__About this task__
All records should be written out again exactly.

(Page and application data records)
====================

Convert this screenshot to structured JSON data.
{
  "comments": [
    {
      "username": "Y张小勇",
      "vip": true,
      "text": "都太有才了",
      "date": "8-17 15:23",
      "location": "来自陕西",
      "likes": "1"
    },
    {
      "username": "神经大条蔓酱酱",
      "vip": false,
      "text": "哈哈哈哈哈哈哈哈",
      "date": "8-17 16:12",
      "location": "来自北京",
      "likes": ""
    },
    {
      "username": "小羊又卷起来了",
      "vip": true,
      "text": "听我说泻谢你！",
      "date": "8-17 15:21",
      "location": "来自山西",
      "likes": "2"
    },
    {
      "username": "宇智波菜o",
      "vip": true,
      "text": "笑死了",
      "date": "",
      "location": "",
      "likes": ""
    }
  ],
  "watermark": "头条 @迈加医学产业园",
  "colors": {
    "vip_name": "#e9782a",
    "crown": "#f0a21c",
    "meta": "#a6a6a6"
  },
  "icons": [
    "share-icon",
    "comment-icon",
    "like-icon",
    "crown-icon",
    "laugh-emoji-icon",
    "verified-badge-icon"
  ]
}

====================

__The answer__
Convert this screenshot to structured JSON data.
{
  "comments": [
    {
      "username": "Y张小勇",
      "vip": true,
      "text": "都太有才了",
      "date": "8-17 15:23",
      "location": "来自陕西",
      "likes": "1"
    },
    {
      "username": "神经大条蔓酱酱",
      "vip": false,
      "text": "哈哈哈哈哈哈哈哈",
      "date": "8-17 16:12",
      "location": "来自北京",
      "likes": ""
    },
    {
      "username": "小羊又卷起来了",
      "vip": true,
      "text": "听我说泻谢你！",
      "date": "8-17 15:21",
      "location": "来自山西",
      "likes": "2"
    },
    {
      "username": "宇智波菜o",
      "vip": true,
      "text": "笑死了",
      "date": "",
      "location": "",
      "likes": ""
    }
  ],
  "watermark": "头条 @迈加医学产业园",
  "colors": {
    "vip_name": "#e9782a",
    "crown": "#f0a21c",
    "meta": "#a6a6a6"
  },
  "icons": [
    "share-icon",
    "comment-icon",
    "like-icon",
    "crown-icon",
    "laugh-emoji-icon",
    "verified-badge-icon"
  ]
}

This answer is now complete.